So, when am I going to have another baby?  When the age gap feels right.  When I finally start cooing over them like women are supposed to.  When life feels less messy.  When I can think of vomit without wanting to die.  When  I'm not scared of illness and contamination any more.  When someone can guarantee me a baby who sleeps and doesn't scream all day.  When there's a cure for morning sickness.  When someone can assure me 100% that I will not die during labour.  When the house is tidy.  When we can finally afford our dream home.  Hell, when the house is completely safe for a toddler, something like a padded cell. When we get on top of our finances.  When I stop waking in the night and lying there for four hours panicking about things that may or may not happen.  When I start to enjoy going to Rhyme Time and every other horrible, brain numbing baby group.  When just the three of us - Richard, Rory and me - stop feeling like the perfect team.  When my washing line is filled with perfect, billowing white sheets.  When I'm a completely different person.  Never.

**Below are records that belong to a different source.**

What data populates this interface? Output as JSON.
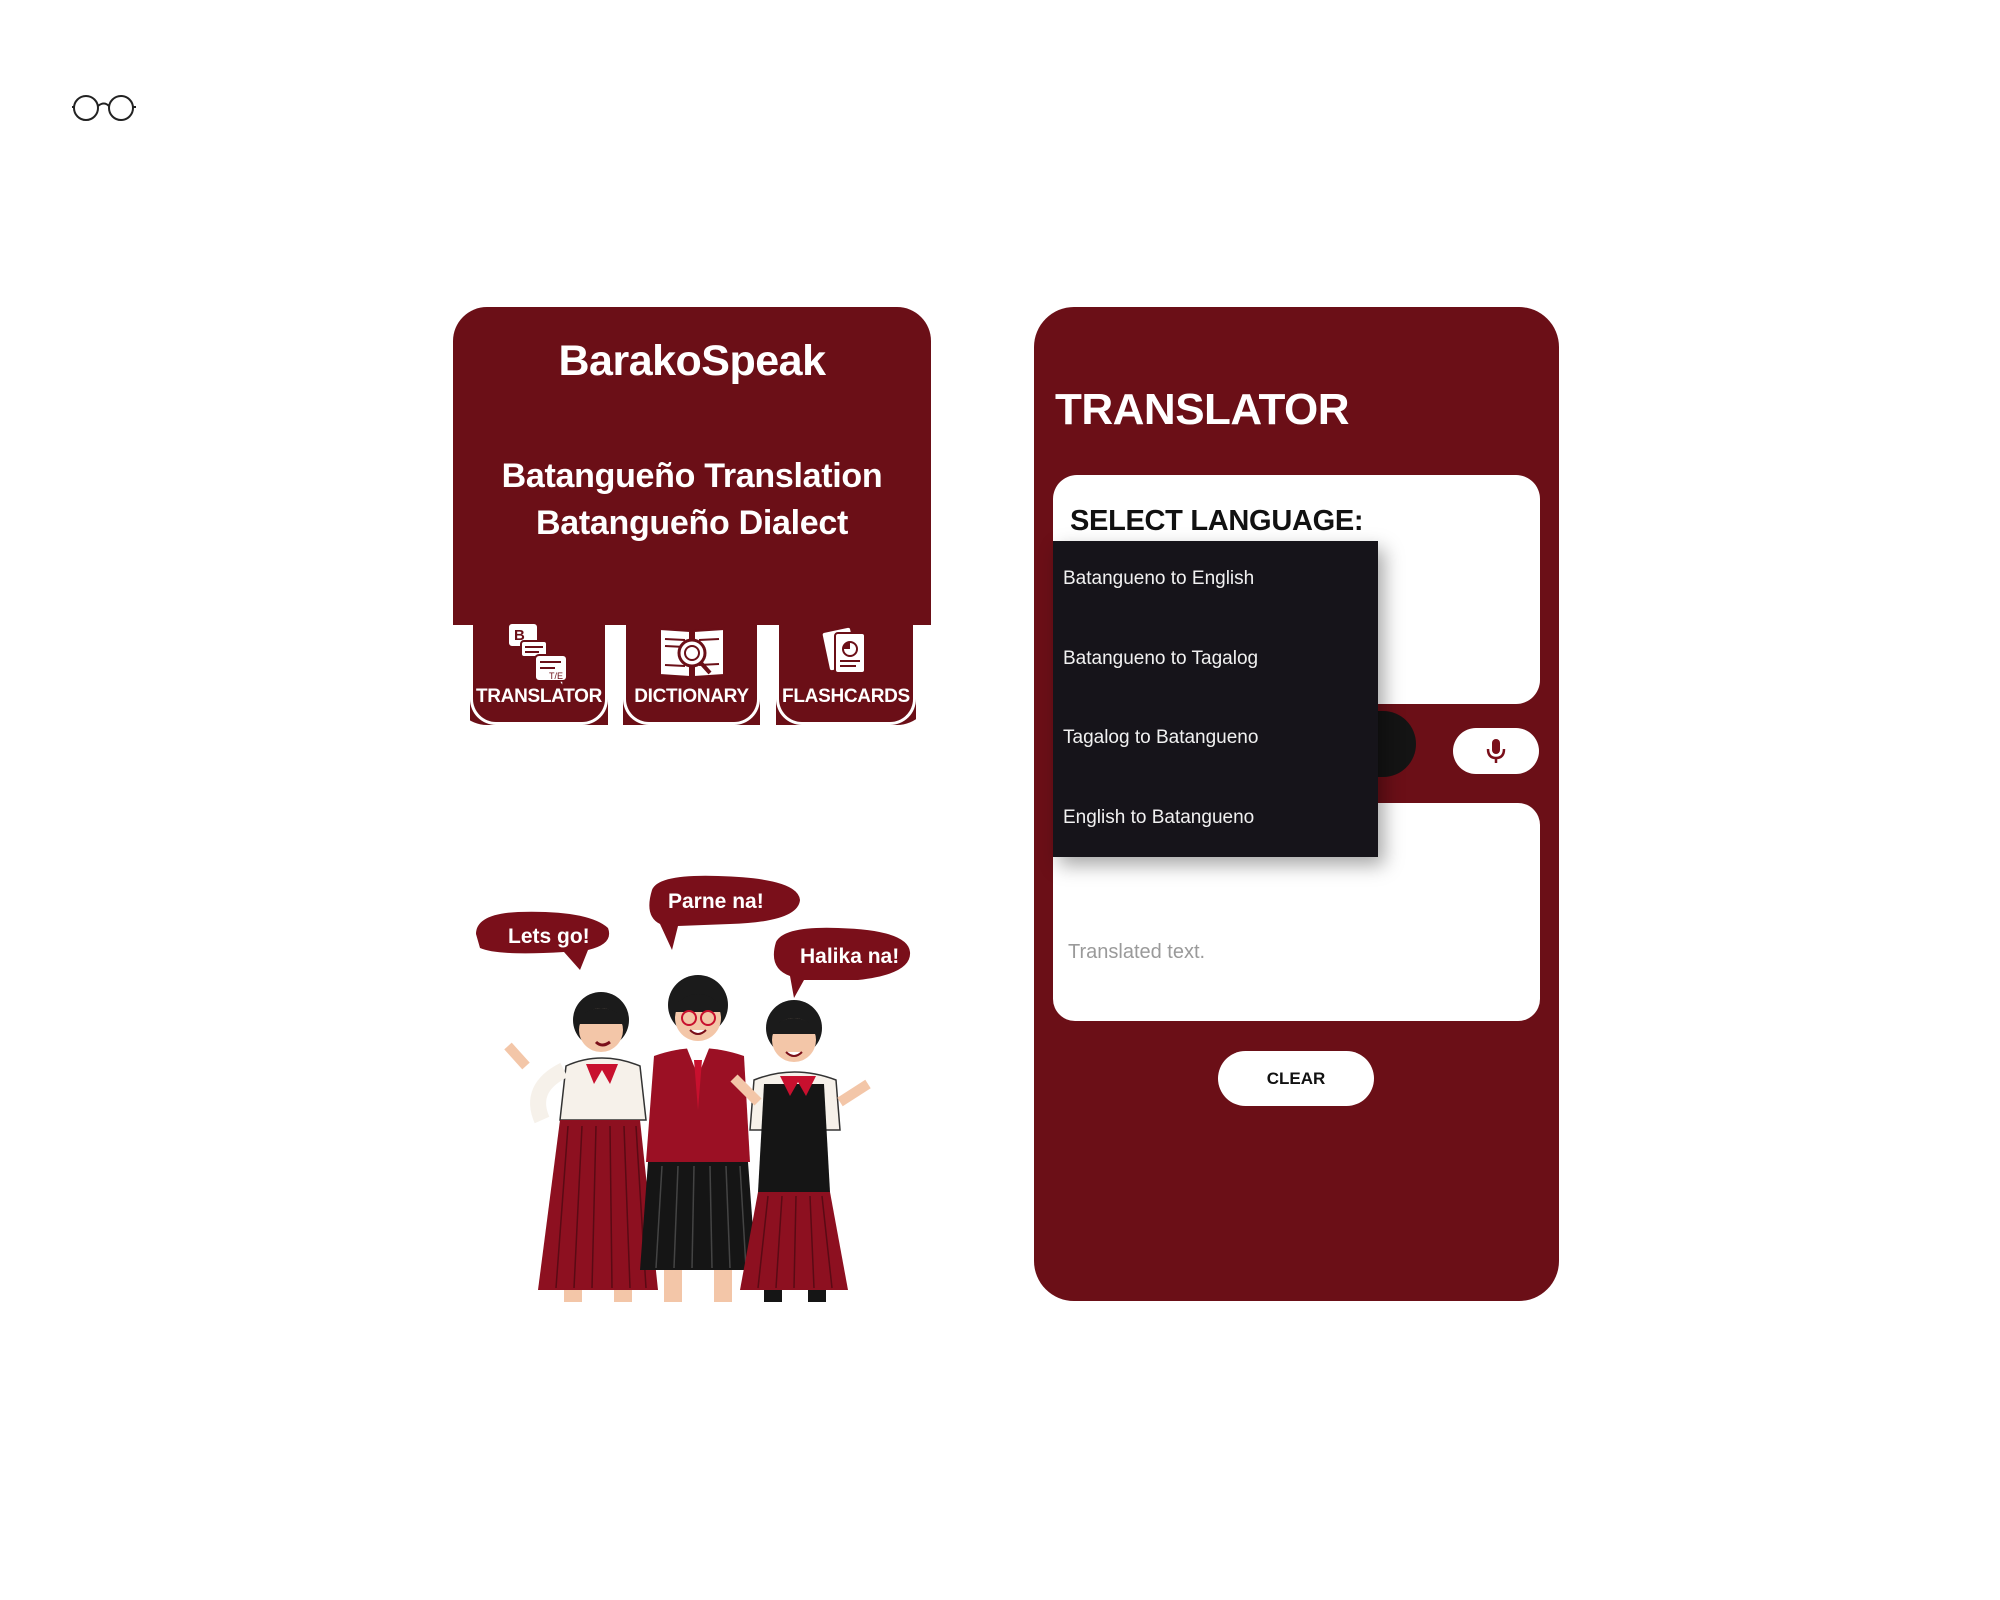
{
  "home": {
    "app_title": "BarakoSpeak",
    "tagline_line1": "Batangueño Translation",
    "tagline_line2": "Batangueño Dialect",
    "nav": {
      "translator_label": "TRANSLATOR",
      "dictionary_label": "DICTIONARY",
      "flashcards_label": "FLASHCARDS"
    },
    "illustration": {
      "bubble_left": "Lets go!",
      "bubble_center": "Parne na!",
      "bubble_right": "Halika na!"
    }
  },
  "translator": {
    "title": "TRANSLATOR",
    "select_label": "SELECT LANGUAGE:",
    "options": [
      "Batangueno to English",
      "Batangueno to Tagalog",
      "Tagalog to Batangueno",
      "English to Batangueno"
    ],
    "output_placeholder": "Translated text.",
    "clear_label": "CLEAR"
  },
  "colors": {
    "brand": "#6b0f17",
    "dropdown_bg": "#16141a",
    "surface": "#ffffff"
  },
  "icons": [
    "glasses-icon",
    "chat-translate-icon",
    "dictionary-search-icon",
    "flashcards-icon",
    "microphone-icon"
  ]
}
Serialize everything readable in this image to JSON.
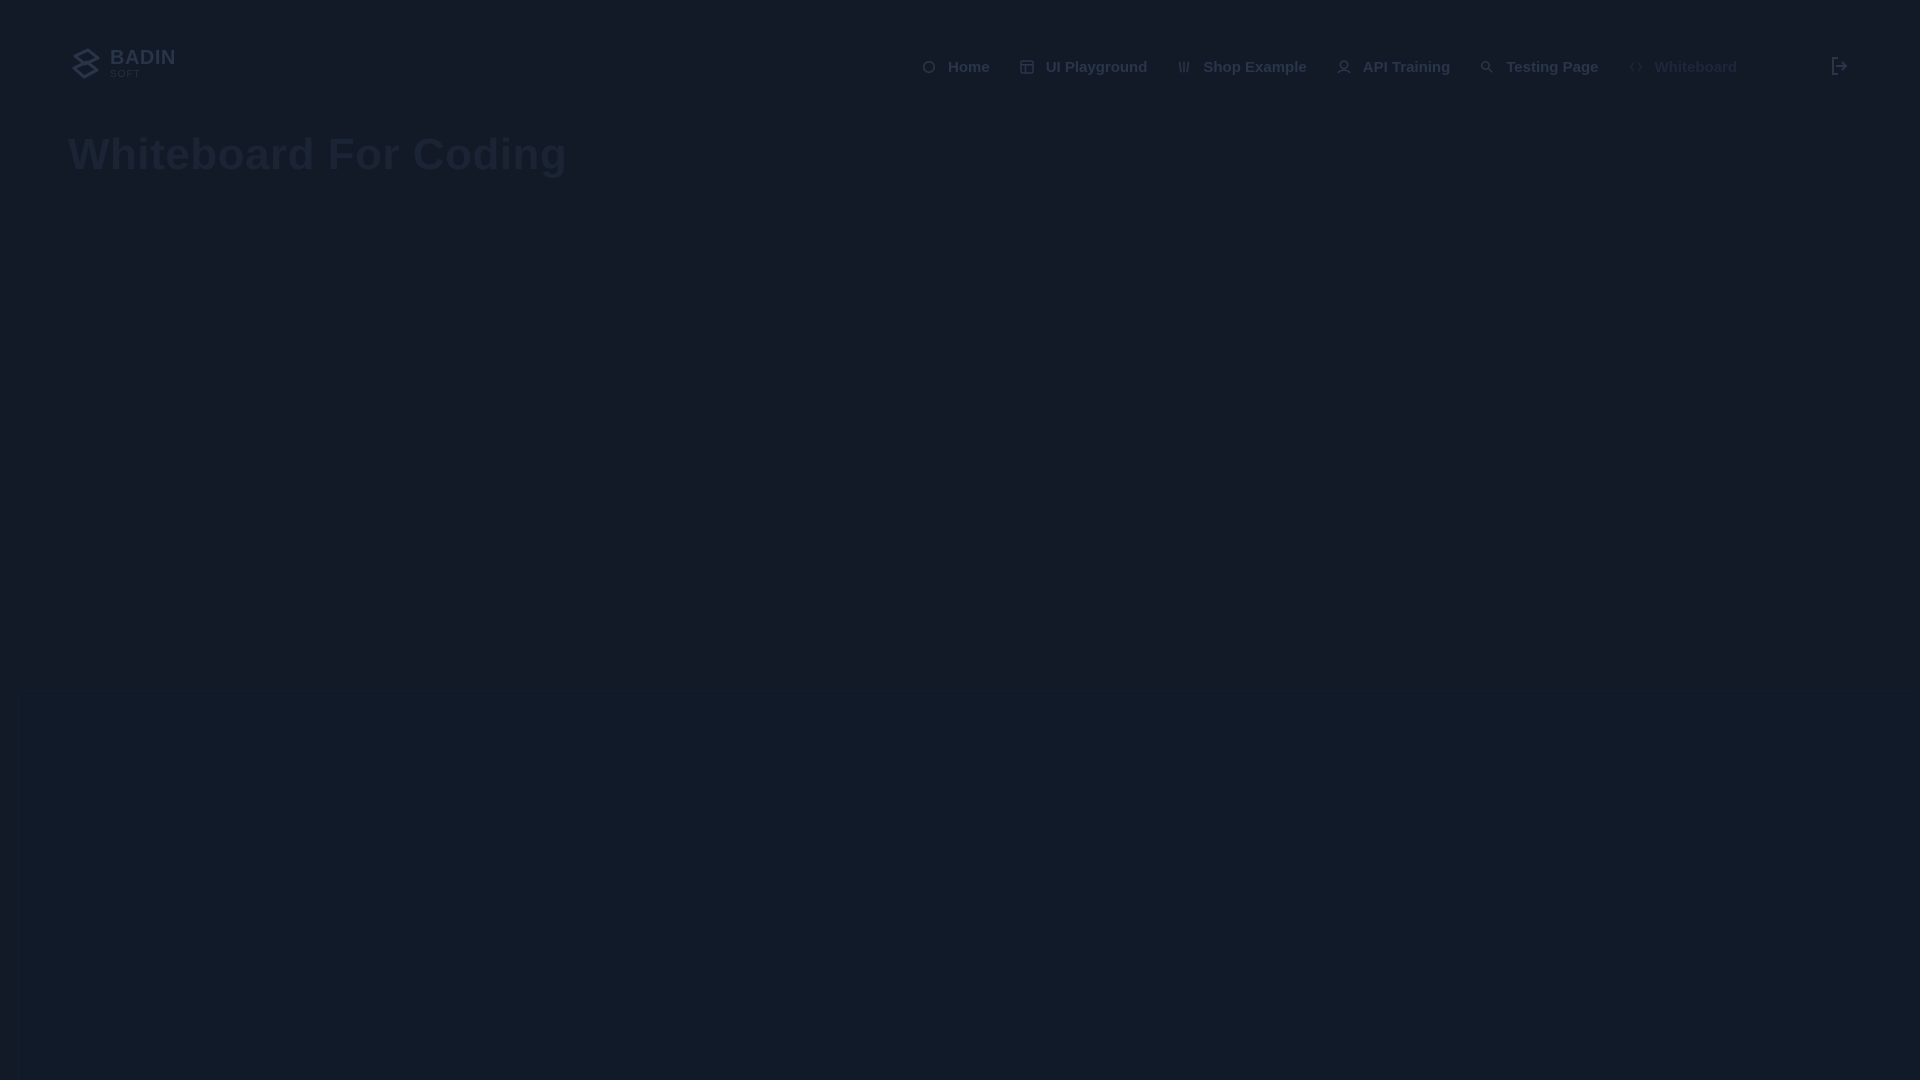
{
  "brand": {
    "name": "BADIN",
    "subtitle": "SOFT",
    "logo_icon": "badin-logo-icon"
  },
  "nav": {
    "items": [
      {
        "label": "Home",
        "icon": "home-icon"
      },
      {
        "label": "UI Playground",
        "icon": "layout-icon"
      },
      {
        "label": "Shop Example",
        "icon": "shop-icon"
      },
      {
        "label": "API Training",
        "icon": "api-icon"
      },
      {
        "label": "Testing Page",
        "icon": "search-icon"
      },
      {
        "label": "Whiteboard",
        "icon": "code-icon",
        "active": true
      }
    ],
    "logout_icon": "logout-icon"
  },
  "page": {
    "title": "Whiteboard For Coding"
  },
  "colors": {
    "background": "#121a28",
    "nav_text": "#2a354a",
    "title": "#1b2434"
  }
}
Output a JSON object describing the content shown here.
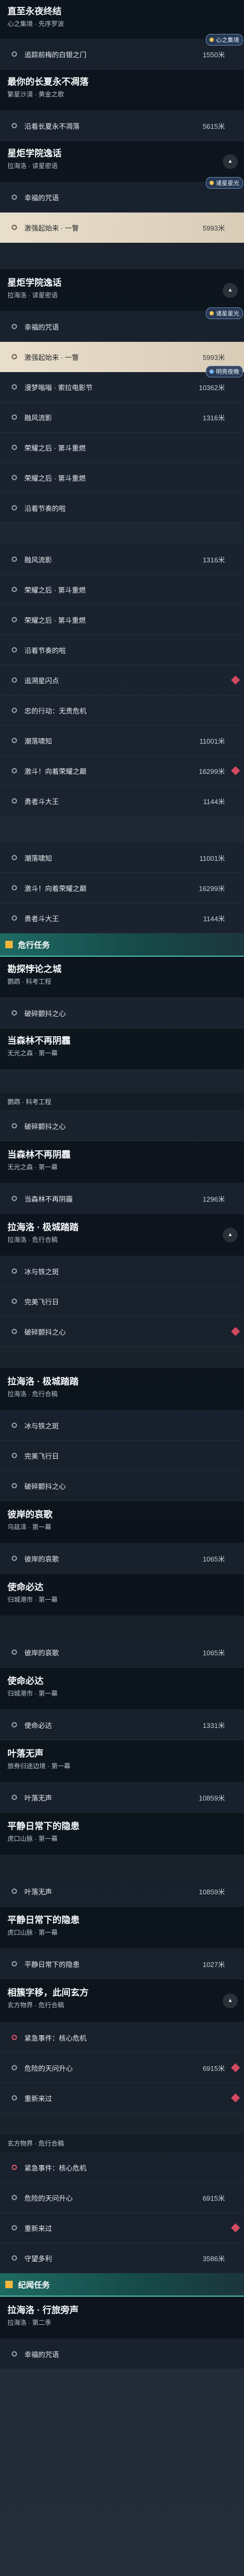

DISCLAIMER: Unless I ever screw up with my contraception again.

Tuesday, 1 October 2013

Stay At Home Mums need workplace injury lawyers too.

I've been thinking about this, and it's not very fair.  You see the adverts on TV all the time: you have an accident in the workplace and you can make a claim for compensation.  Slip on the newly mopped floor in the office - got it covered.  Fall off a ladder in the warehouse?  No problem.  Gardeners UK-wide are free to stand on garden forks and get smacked in the face. Basically, any sort of work accident is fair game for a no win no fee specialist, and that's brilliant.

But what about stay at home mums?  Where's our injury compensation?

You're wondering exactly how looking after a child all day can be a hazard aren't you?  Good job I kept a list of my injuries sustained in the line of duty of the past four years then, isn't it?

Type of injury
How it occurred

Broken toe

Whilst trying to entertain my 9 month old son by doing the shaky tea towel dance from Big Cook Little Cook, I accidentally kicked the table.
Unable to walk properly for well over a week.  Marriage damaged irreparably due to husband laughing hysterically at my misfortune.

Wounded sole of foot

Running across a minefield of Lego bricks to answer the phone. (Turned out to be a fascia board salesman).
Agony.  Irrevocable damage to relationship with fascia board company due to all the swearing. (No bad thing).

Large bruise on forehead, possible hairline fracture

Walking into a wall at 2am due to severe sleep deprivation.
Nothing.  When you’ve survived on 2 hours sleep per night for 5 months, what’s a little concussion thrown into the mix?

Sprained wrist
Slipping on a blob of baby sick.  I say ‘blob’, I mean ‘reservoir’.

Unfortunately, I could still hold the baby with my other arm, which meant that I couldn’t get Richard to take some time off work to let it recover.

Groin strain
Trying to impress fit dad at playgroup by demonstrating how I can do the splits. Turns out I can’t do the splits any more, possibly due to episiotomy scar.

Walked like cowboy for a couple of days, self respect AWOL ever since.

And that's just my injuries.  A friend of mine actually broke her bum going down a bumpy slide at soft play.  It's a hazardous business caring for children.    Surely we deserve some compensation?  Or more wine.  One or the other.